A lottery is a game in which participants pay to enter and then have numbers randomly drawn by machines or human operators. Prizes range from money to goods, services, or even land. In the United States, state-sponsored lotteries contribute billions in revenue to the economy each year, and people play for fun as well as for financial gain. The odds of winning are very low, so you shouldn’t be discouraged if you don’t win the big prize. Instead, focus on enjoying the game and learning how to increase your chances of winning in the future by using proven strategies.
The word lottery comes from the Dutch noun lot, which means fate or chance: a random drawing of tokens or tickets, with the winners decided by chance. The first recorded lotteries were held in the 15th century in the Low Countries to raise funds for poor relief, town fortifications, and other public projects. The oldest running lottery is the Staatsloterij in the Netherlands, founded in 1726.
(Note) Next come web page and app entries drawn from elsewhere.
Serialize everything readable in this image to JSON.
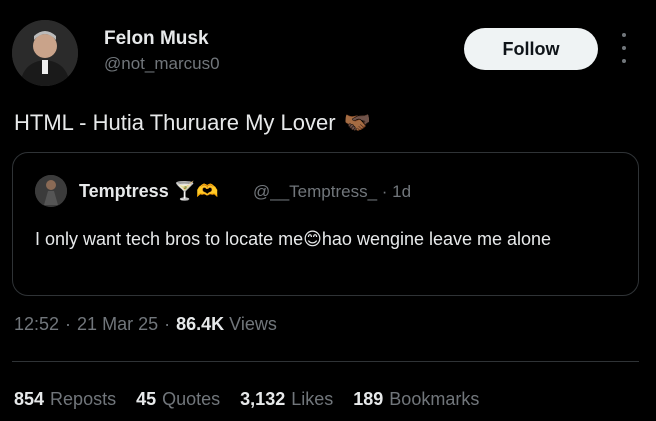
{
  "tweet": {
    "author": {
      "name": "Felon Musk",
      "handle": "@not_marcus0"
    },
    "follow_label": "Follow",
    "text": "HTML - Hutia Thuruare My Lover",
    "emoji": "🫱🏾‍🫲🏿"
  },
  "quote": {
    "author": {
      "name": "Temptress",
      "badges": "🍸🫶",
      "handle": "@__Temptress_",
      "dot": "·",
      "time": "1d"
    },
    "text_before": "I only want tech bros to locate me",
    "emoji": "😊",
    "text_after": "hao wengine leave me alone"
  },
  "meta": {
    "time": "12:52",
    "sep1": "·",
    "date": "21 Mar 25",
    "sep2": "·",
    "views_count": "86.4K",
    "views_label": "Views"
  },
  "stats": [
    {
      "count": "854",
      "label": "Reposts"
    },
    {
      "count": "45",
      "label": "Quotes"
    },
    {
      "count": "3,132",
      "label": "Likes"
    },
    {
      "count": "189",
      "label": "Bookmarks"
    }
  ],
  "colors": {
    "background": "#000000",
    "text": "#e7e9ea",
    "secondary": "#71767b",
    "border": "#2f3336",
    "button_bg": "#eff3f4"
  }
}
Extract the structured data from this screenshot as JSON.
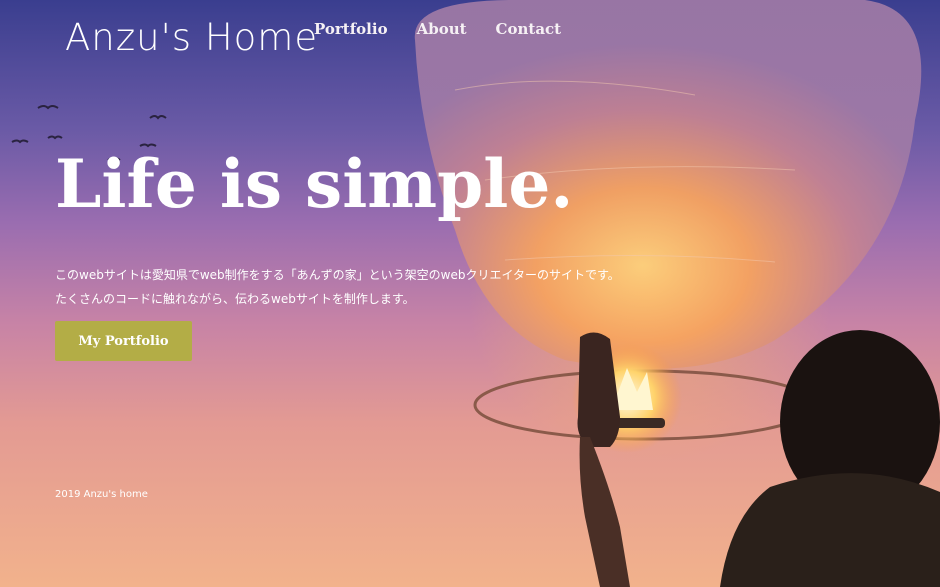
{
  "header": {
    "logo": "Anzu's Home",
    "nav": [
      "Portfolio",
      "About",
      "Contact"
    ]
  },
  "hero": {
    "headline": "Life is simple.",
    "intro_lines": [
      "このwebサイトは愛知県でweb制作をする「あんずの家」という架空のwebクリエイターのサイトです。",
      "たくさんのコードに触れながら、伝わるwebサイトを制作します。"
    ],
    "cta_label": "My Portfolio"
  },
  "footer": {
    "copyright": "2019 Anzu's home"
  },
  "colors": {
    "cta": "#b3ad46",
    "sky_top": "#3a3e8f",
    "sky_bottom": "#f2b28c"
  },
  "icons": {
    "background": "sky-lantern-photo"
  }
}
Some governments prohibit the operation of lotteries, arguing that they promote gambling and expose people to the risk of addiction. But lottery revenues account for a small fraction of overall government budgets, and lawmakers have determined that the benefits outweigh the risks.
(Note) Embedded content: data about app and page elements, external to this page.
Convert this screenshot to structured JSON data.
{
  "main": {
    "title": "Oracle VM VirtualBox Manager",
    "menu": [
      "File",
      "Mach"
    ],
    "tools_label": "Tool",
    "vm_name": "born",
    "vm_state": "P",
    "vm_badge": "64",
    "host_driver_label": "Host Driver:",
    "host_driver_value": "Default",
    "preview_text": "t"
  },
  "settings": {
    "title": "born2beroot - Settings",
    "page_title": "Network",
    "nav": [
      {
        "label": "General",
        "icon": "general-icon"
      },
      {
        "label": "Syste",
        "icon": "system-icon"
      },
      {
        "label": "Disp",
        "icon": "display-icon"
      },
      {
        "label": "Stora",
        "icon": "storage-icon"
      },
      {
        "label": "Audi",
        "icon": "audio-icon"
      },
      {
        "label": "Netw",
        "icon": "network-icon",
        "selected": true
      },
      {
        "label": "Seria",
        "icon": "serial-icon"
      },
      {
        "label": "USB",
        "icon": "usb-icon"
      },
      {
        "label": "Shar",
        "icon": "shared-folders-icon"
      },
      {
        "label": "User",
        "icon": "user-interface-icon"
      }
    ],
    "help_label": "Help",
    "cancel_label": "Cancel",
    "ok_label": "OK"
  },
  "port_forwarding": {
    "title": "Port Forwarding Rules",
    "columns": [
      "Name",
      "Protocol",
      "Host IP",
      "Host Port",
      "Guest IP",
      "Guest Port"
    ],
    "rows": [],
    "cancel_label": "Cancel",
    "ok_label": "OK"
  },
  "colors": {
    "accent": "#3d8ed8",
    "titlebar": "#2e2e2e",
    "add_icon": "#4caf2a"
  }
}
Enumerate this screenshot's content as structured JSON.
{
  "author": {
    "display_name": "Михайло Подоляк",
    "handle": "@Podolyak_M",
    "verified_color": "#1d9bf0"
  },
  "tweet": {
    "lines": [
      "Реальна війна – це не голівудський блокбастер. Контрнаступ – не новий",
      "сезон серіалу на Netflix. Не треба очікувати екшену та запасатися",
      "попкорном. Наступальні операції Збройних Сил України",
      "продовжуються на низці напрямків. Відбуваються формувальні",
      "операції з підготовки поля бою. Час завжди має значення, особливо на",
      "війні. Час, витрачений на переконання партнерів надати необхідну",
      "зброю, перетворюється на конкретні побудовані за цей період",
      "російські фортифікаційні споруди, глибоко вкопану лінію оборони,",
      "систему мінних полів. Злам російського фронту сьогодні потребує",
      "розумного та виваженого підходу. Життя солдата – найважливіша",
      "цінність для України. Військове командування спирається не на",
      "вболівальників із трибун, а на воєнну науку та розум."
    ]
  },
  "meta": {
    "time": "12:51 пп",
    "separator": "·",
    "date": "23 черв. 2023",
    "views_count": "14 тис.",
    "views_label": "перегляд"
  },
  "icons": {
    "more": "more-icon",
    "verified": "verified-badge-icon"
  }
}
In addition to providing funding for a variety of public projects, lotteries also provide tax revenue for state and local governments. These taxes can be used in lieu of regular income or sin taxes, or they can supplement existing revenue streams. State governments also use lottery profits to help fund public education and to combat gambling addiction.
To maximize your chances of winning the lottery, choose numbers that are not close together. This will make it more likely that a single number will appear in the draw, and you’ll have a greater chance of keeping it if you win. You should also avoid choosing numbers that have sentimental value, such as those associated with your birthday or anniversary. It’s also important to play a wide range of numbers from the pool, so that you’re not just picking one cluster.
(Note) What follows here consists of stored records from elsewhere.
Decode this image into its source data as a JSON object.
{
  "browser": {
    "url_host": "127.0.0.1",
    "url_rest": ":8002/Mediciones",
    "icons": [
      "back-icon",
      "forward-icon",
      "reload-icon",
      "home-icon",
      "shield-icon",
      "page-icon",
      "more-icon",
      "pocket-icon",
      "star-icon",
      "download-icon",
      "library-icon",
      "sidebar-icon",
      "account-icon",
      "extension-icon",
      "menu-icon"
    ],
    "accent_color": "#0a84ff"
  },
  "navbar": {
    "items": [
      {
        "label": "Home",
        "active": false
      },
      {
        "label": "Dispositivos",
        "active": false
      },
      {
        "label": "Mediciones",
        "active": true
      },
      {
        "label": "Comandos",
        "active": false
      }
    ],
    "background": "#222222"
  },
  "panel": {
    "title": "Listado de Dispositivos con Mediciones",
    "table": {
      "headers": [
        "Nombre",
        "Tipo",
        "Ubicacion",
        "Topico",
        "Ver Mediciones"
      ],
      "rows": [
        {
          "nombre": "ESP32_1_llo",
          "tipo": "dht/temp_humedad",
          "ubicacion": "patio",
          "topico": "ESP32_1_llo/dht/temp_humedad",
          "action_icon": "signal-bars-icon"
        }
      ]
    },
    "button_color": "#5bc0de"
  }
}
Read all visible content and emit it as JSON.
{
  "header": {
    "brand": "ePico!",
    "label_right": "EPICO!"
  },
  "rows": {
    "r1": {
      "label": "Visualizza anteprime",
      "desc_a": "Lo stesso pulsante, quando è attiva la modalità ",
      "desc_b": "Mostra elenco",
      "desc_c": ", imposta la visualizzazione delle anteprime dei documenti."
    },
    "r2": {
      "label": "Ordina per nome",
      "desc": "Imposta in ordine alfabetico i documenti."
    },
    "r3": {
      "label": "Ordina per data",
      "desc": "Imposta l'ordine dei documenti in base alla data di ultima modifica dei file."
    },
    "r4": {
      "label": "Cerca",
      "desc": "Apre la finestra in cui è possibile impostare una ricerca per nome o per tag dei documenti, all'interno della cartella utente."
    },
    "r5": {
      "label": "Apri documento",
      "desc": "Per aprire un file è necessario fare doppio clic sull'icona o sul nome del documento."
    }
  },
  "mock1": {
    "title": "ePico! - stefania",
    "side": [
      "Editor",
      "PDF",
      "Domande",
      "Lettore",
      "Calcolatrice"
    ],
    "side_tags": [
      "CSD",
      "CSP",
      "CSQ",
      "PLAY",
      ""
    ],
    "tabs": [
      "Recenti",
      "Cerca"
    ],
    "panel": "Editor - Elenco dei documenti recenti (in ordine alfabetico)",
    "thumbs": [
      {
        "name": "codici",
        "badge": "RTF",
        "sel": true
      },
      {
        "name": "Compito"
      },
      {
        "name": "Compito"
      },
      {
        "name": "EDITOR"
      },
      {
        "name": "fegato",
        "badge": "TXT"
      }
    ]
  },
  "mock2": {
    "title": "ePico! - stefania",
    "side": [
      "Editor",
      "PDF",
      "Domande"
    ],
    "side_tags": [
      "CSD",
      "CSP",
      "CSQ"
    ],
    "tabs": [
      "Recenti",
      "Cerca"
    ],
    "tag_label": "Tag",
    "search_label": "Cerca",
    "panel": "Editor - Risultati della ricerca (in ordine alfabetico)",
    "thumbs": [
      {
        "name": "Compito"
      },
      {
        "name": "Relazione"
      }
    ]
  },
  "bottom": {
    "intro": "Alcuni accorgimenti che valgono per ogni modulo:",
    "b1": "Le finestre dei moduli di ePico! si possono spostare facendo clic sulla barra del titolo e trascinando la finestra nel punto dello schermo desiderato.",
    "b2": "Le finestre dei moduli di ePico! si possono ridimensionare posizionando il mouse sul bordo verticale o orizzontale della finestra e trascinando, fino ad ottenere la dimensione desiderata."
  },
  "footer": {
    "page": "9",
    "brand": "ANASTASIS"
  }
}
Many lottery winners blow their windfalls by spending too much on a fancy new house or car, getting involved in criminal activity, or getting slammed with lawsuits. To avoid this, it’s best to work with a team of experts, including an attorney, certified financial planner, and accountant. This group will help you weigh your options and ensure that your plan is in order to protect your assets and avoid any tax penalties. Also, consider staying anonymous if possible, as this will prevent you from being harassed by scammers or long-lost friends who want to reconnect.